Brian Dembowczyk has created a beautiful resource for parents and children (age level 6-12, grade level K-6) to break down the nuts and bolts of their faith. The purpose of the book is to engage kiddos in the "why behind the what", "why we do what we do" and most importantly, "why we believe what we believe" conversations.
From the Introduction:
Cornerstones: 200 Questions and Answers to Learn Truth is designed to help kids learn the
foundational doctrines of the Christian faith—not with the goal of knowing more about God, but
instead to know God more. Each question and answer is designed to help explain who God is, how

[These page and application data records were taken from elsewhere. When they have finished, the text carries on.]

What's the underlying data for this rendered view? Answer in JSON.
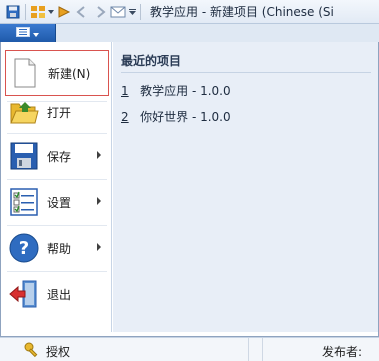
{
  "window": {
    "title": "教学应用 - 新建项目 (Chinese (Si"
  },
  "quick_access_toolbar": {
    "icons": [
      "save-icon",
      "app-icon",
      "dropdown-arrow-icon",
      "debug-icon",
      "back-icon",
      "forward-icon",
      "mail-icon",
      "customize-icon"
    ]
  },
  "app_button": {
    "icon": "document-menu-icon"
  },
  "menu": {
    "items": [
      {
        "label": "新建(N)",
        "icon": "new-document-icon",
        "has_submenu": false,
        "selected": true
      },
      {
        "label": "打开",
        "icon": "open-folder-icon",
        "has_submenu": false
      },
      {
        "label": "保存",
        "icon": "save-disk-icon",
        "has_submenu": true
      },
      {
        "label": "设置",
        "icon": "settings-checklist-icon",
        "has_submenu": true
      },
      {
        "label": "帮助",
        "icon": "help-icon",
        "has_submenu": true
      },
      {
        "label": "退出",
        "icon": "exit-icon",
        "has_submenu": false
      }
    ]
  },
  "recent": {
    "title": "最近的项目",
    "items": [
      {
        "index": "1",
        "name": "教学应用 - 1.0.0"
      },
      {
        "index": "2",
        "name": "你好世界 - 1.0.0"
      }
    ]
  },
  "background": {
    "auth_label": "授权",
    "publisher_label": "发布者:"
  },
  "colors": {
    "accent": "#2563b5",
    "selection_border": "#d9534f",
    "recent_panel": "#e8eef7"
  }
}
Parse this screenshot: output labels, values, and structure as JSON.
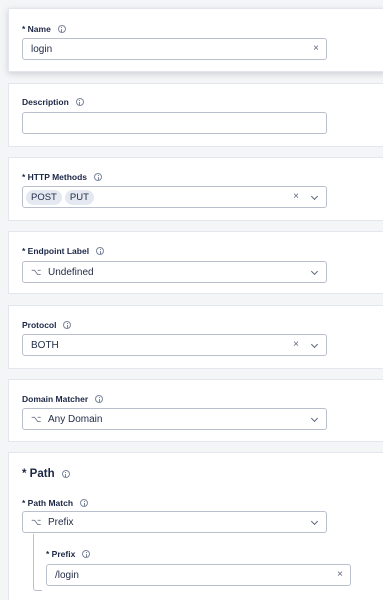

we can know Him better, and why He does what He does. Cornerstones teaches through questions
and answers, a method that began in the early days of the church. The practice recognizes a
child’s natural inquisitive nature and offers doctrine in bite-size morsels. As kids understand each
question and answer, they begin to develop a comprehensive understanding of God that deepens
their love for Him. God moves from being a distant, unknown authority figure to a close, known,
The book is divided into eight sections, each with its own color scheme:
The Church and Last Things
The Parent Connection section is fantastic and should not be ignored. A serious opportunity for digging in exists on these pages.
Sample question from the Think section: Jesus said the Bible is a like a strong foundation to stand on. How can the Bible help us when life is difficult, such as when someone is being unkind to us, when we feel lonely, or when we are tempted to sin?
A Parent's Guide is also available as an additional resource. As a parent, I would consider purchasing both.
My junior book reviewer, Brooklyn, was excited to dig in and give me her "take" on the book. Here are her thoughts:
She loved the colors and design of the book.
The Scripture references cited in the answers were cool because she could open her Bible and look it up for herself.
Some difficult words were defined, such as grace and salvation.
There was no table of contents, so if she wanted to look up one question/answer, she had to flip through the book instead of looking at an index.